William S. Burroughs came up to me outside of a bathroom in a donut shop in Barstow. He had his dick in his hand, well, that’s a presumption really, who knows what it was; you could see the old grey wrinkles in his arm skin and imagine how his bony artistic fingers felt; for all I know it was a collapsing beetle. The black dirt covered him. He asked me what kind of writer I was and I said Neither Fiction. We didn’t talk about it, his exposure. Those were different times, you just toughed it out, got back on the bus, and hoped to fucking hell you didn’t have to sit next to an asshole.
She lay back upon a folded blue blanket, looking at the top of the tree line, at the darkening horizon of the East. In front of her she could see the little mirror in the tiny trailer kitchen, reflecting the still cold blue setting to the West.
The biggest problem was I kept stealing comic books from the 7-Eleven off of Charleston and 8th. They always had the same story. Godzilla, looking in a mirror. She set her eyes upon the reflection of sunset as her heartbeat slowed to a close. She tried to be at peace, but there were the tethers, her children, still in the woods. She remembered taking them on the train, and letting them go on the bus.

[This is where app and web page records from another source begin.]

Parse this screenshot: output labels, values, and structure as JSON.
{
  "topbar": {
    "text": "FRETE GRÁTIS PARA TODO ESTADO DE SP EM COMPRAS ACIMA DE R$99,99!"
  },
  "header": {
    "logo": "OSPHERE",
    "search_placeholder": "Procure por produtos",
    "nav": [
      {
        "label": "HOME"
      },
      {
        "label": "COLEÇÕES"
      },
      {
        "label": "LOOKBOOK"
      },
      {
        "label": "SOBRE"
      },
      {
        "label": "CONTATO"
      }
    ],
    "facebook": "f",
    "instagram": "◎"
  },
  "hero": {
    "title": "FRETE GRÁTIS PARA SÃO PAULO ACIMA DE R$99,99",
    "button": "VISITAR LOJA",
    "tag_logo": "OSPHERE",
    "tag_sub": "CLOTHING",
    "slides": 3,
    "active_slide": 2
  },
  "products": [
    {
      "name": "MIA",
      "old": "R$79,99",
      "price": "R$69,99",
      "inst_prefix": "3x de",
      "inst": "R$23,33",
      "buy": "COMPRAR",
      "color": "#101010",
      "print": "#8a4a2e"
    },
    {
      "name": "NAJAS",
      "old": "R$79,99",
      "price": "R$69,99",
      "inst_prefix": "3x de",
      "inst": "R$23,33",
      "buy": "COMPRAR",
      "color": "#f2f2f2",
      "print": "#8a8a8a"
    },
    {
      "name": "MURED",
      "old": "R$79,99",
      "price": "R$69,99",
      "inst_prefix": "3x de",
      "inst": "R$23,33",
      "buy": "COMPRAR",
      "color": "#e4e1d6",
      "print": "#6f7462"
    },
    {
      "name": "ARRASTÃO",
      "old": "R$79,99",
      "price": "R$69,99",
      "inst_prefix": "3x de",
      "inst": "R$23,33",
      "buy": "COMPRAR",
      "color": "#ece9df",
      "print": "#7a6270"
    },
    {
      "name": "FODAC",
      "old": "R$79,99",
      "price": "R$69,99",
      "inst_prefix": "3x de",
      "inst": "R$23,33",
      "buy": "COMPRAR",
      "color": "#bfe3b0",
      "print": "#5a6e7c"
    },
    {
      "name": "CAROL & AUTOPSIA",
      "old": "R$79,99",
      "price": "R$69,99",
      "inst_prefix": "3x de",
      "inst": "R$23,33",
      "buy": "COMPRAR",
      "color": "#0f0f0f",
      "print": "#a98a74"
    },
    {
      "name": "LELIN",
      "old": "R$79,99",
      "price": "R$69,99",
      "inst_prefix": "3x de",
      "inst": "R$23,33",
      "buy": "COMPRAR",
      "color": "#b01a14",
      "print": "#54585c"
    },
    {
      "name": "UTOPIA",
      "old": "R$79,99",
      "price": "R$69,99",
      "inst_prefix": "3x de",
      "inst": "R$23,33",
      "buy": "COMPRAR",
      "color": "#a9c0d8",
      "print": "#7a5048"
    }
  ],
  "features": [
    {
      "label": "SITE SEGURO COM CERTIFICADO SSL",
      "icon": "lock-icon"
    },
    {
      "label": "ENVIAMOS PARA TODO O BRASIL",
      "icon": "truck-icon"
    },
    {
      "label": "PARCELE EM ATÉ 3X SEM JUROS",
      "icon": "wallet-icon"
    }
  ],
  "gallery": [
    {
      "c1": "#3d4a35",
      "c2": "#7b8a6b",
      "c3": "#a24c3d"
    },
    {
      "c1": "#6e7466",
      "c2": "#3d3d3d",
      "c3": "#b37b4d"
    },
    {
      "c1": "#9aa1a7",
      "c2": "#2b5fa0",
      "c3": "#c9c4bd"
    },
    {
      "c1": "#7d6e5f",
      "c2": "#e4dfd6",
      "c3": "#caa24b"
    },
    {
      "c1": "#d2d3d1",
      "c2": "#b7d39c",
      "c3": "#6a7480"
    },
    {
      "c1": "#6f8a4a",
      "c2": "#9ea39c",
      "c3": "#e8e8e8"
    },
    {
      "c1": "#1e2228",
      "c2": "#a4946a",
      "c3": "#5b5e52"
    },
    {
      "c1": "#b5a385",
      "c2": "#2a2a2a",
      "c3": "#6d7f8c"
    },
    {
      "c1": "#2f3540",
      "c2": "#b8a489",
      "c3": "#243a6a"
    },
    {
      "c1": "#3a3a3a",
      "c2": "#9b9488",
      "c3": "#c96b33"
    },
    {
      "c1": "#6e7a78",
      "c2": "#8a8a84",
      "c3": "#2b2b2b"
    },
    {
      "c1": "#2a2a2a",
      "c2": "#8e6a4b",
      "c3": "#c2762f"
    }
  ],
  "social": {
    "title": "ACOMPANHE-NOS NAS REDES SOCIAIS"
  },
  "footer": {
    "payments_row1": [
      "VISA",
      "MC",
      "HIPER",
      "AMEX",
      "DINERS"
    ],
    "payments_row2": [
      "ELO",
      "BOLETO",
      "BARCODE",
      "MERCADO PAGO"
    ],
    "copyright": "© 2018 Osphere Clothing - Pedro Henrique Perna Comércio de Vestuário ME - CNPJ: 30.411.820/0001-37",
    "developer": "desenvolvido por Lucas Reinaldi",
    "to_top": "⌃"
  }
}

The old girls would always freeze at the edge of the horizon. You imagined them living somewhere, expanding their skin across the black and white memory, reading the scrawl and snippets they etched with their bodies into the tundra.
They would drift in and out of the Earth, their mouths barely above the ground. They were cresting when the driftwood came across the flat beach. In the earth black sand, you felt the holes breathe with every exhale of the methane clams, their feet pulling ever closer to the sea.
She turned like a corkscrew, her left leg lifted into a high thrust, spinning forward. Her left foot planted on the edge of the dirt mound, pointing straight at the batter’s head. The energy in her body projected through her, to the end of her extended right arm as it sailed around her midsection, fully extended and parallel with the flat earth. In between two heartbeats she snapped her wrist in perfect rhythm, exploding from her body, the baseball left her hand, appearing to rise as it sailed by the batter’s chest before he could blink. A perfect game.
We’d crawl to the other side of the old gravel pile, roll over and sit and watch the orange sky fade; wait for the train to make that evening sound of strawberries drowning. The winter sun was a small sliver, emerging through lights from the violet shades of sky.
I kept thinking about Bill. I had noticed sores from an ingrown hair were getting infected on his forearm. I imagined pressing the rough edges of a bitten fingernail into it, folding that skin back. Seeing bone, talking like a mechanic.
The mothers would raise us as their minds fractured. We would watch them disappear into the Pain. We were okay with the air, but you could see it turning their eyes. There was something about being old enough to gestate. The only cure was finding jars of discarded Famine. One jar and they could make it another year. As you poured it into them, you’d see their pupils turn black, watch as the thinness between their bones and skin inflated with the color of glowing eosin.
They would hold us in-between the train cars as they descended into the psychedelic edges of the Mess. Then, when the train slowed so the Disposal Cars could turn their load sideways and disperse it into the remnants of the old Central Valley, we jumped. That air…that was the last moment you felt the air move.
I’ll never forget your funeral, the color of your made up face. I know it was the makeup, but it’s like your body shifted into it. When we die, we get that grey ash from the cave walls all over us, it’s like yeast or vinegar flies, it’s always there waiting to grow. It’s like you were back in France, ten thousand ago, being eaten by life. Except your cave was a basement in Las Vegas.”
Mark Brunke lives and works in the Pacific Northwest.